“This is a dream and this is a challenge! Of what we today’s Japanese filmmakers can do and return a favor to our seniors, "the executive producer of this recast, Haruki Kadokawa, who acquired the remake rights to this film SANJURO, as well as to another Kurosawa title YOJIMBO, proudly proclaimed when he made an announcement of this project. To helm this challenging remake, one of the most acclaimed Japanese directors of today, Yoshimitsu Morita (“Lost Paradise”“The Family Game”“Kitchen”) was appointed. “I always wanted to revive SANJURO and make a film about him with today’s actors and actresses in Japan,” he said. The producer and the director could not find anybody more suitable than Yuji Oda (“Bayside Shakedown”“Whiteout”) for the role of Sanjuro in their edition.
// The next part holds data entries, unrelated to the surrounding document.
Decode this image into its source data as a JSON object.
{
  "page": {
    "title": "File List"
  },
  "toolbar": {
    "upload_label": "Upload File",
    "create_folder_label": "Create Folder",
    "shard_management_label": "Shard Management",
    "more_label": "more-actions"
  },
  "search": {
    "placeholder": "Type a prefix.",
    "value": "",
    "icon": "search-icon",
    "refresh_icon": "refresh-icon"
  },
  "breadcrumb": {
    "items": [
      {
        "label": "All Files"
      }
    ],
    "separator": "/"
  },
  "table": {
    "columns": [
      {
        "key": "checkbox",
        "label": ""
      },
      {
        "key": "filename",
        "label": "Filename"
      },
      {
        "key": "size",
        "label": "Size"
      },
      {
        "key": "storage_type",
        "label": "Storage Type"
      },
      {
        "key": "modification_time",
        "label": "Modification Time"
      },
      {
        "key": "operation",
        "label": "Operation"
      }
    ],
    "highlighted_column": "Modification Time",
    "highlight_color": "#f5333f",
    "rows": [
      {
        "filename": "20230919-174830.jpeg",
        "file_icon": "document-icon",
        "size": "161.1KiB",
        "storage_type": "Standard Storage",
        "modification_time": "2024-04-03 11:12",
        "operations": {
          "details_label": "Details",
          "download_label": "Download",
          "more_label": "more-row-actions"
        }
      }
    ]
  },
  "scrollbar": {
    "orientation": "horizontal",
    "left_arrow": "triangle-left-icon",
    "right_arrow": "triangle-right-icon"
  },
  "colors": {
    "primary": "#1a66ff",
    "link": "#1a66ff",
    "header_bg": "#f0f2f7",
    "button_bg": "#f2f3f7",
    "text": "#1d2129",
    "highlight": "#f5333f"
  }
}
Now with all the new filmmakers, cast and crew set in place, the entertainment samurai action, based on the original script written by the legendary trio, Akira Kurosawa, Ryuzo Kikushima and Hideo Oguni, for the 1962 Kurosawa version, SANJURO is back on the big screen in 2007.
Just about 150 years ago in old Japan, during the period with the glimspring dawn of the 1868 War of the Restoration, one night, a group of nine young revolutionary samurai assembled at a run-down shrine, weary of the corruption rampant in their clan, summaryting to clean up the wrongdoing, particulary of Under Majordomo Kurofuji. They had sent up a position document to the Chief Retainer, Mutsuda, an uncle of one of the young samurai, Isaka, however, Mutsuda had dismissed their claim on site, by tearing up the document. Disappointed, Isaka had solicited the aid of Chief Inspector Kikui, who had agreed readily and called for a meeting with the high-souled youngsters. They gathered together with high hope.
Overhearing the conversation, from a backroom of the abandoned shrine, entered Sanjuro-unshaven, unwashed, one-sword master-less samurai, accusing Kikui was not their savior rather he might be their most dreadful enemy. The youngsters contested to the vulgar mysterious samurai. He noticed something was wrong outside. The shrine, and the group, was surrounded by the troop sent by Kikui, to keep down the rebels. Sanjuro commanded the youngsters to hide and let him out alone in front of the troop that was about to move in to make arrest. With his quick and strong swordplay, he beat up the troop, ending up facing a sharp-eyed samurai, the troop commander Muroto. He called off the attack and gave Sanjuro an offer to join them for a good pay. Sanjuro shugged it off.
Back in the shrine, the young samurai offered an apology and asked Sanjuro for cooperation. Could not stand just watching, he accepted their wish.
Heading back to Mutsuda’s mansion, Sanjuro and the nine youngsters found that the Chief Retainer had been kidnapped and his wife and daughter were penned up. Sanjuro saved the wife and daughter, and they, in addition, took captive of an enemy samurai on guard.
Sanjuro and the group took Mutsuda’s wife, daughter and the captive to a house that one of the nine youngster's family owned, which happened to be right next to a mansion owned by Under Majordomo Kurofuji, an ally of Kikui.
With his fast-moving sword and incisive wit, Sanjuro threw himself behind the enemy line to rescue the confined Chief Retainer Mutsuda and, braving danger, to bring the dark deed of Under-Majordomo Kurofuji to light. In the enemy territory, however, there stood in his way, the sharp-eyed, hard-bitten nemesis, Muroto.
- Original Story
- Shugoro Yamamoto
- Yoshimitsu Morita
- Ryuzo Kikushima
- Chief Executive Producer
- Haruki Kadokawa
- Kazuko Misawa
- Yuji Oda
- Michiru Oshima
- Diredcor of Photography
- Takeshi Hamada
- Shinji Tanaka
- Production Design
- Fumio Ogawa
- Release Date in Japan